Disability Available For Service-Connected Injuries
At the center of the VA benefits system is the disability compensation program. The disability program can deliver monetary compensation based on the severity of your injury as well as access to medical care referrals paid by the VA.
In order to qualify for these benefits, you need to prove that your injuries were caused by military service. The cause of your injuries may be obvious to you, but in order to keep as many funds available for legitimately disabled veterans, the VA needs to put all veterans through a screening process.
To prevent fraud, the VA uses a service-connection test to search your documentation for the exact ways that your injuries are related to military service. This includes reviewing your medical record, accepting any third-party medical evidence that you submit and performing a VA-managed compensation and pension (C&P) examination.
The C&P exam can give you a medical exam for every issue listed on your disability claim. Unfortunately, the VA may decide that the evidence in your records are enough for the exam, and you may not get a referral to a VA hospital. It's wise to insist that you receive a VA in-person exam in order to outline as much up-to-date, relevant information about your medical status as possible.

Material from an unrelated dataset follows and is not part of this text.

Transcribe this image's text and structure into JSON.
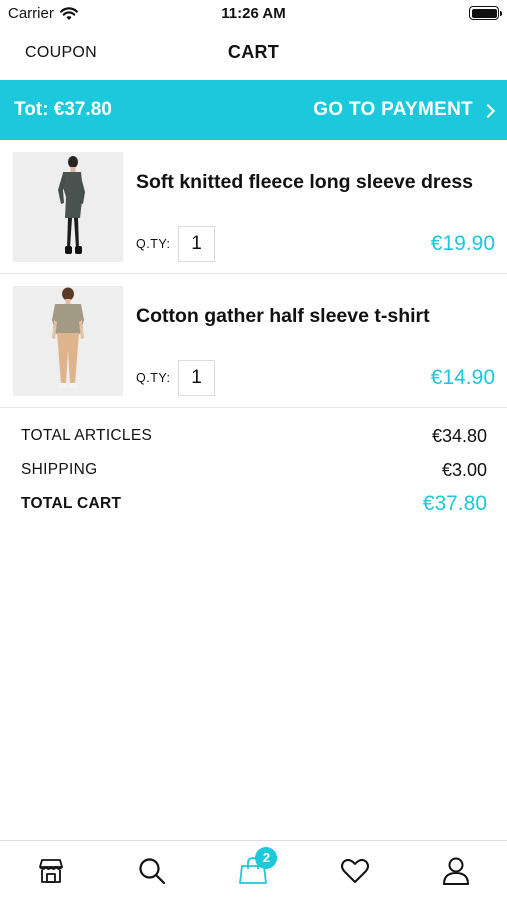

Get Extra Evidence At Every Opportunity
You can contact either your local VA clinic or the local VA hospital directly in order to request an in-person medical review for your C&P exam, or contact the main VA hotline at 1-800-827-1000. When you're able to see a doctor with the VA, keep in mind that you can receive care for most other outpatient issues. Do you have a cold, or are you in pain in ways unrelated to your claim? A quick checkup and prescription for other issues isn't out of the ordinary if you ask politely.
The information gained from the C&P examination is useful, but not definitive. Although major VA hospitals have access to impressive medical technology, you may need to seek a second opinion from a civilian medical team and legal help that could make your claim or appeal more successful.
Not all medical evidence may be relevant to your medical claim. You may be facing new, unique or rarely seen issues that have yet to be proven as a common problem among veterans. A personal injury lawyer can help by researching your medical information, searching for similar veteran disability cases and making comparisons that could change the success rate of your claim.
For more information, contact Gallagher Law Offices PC or a similar firm.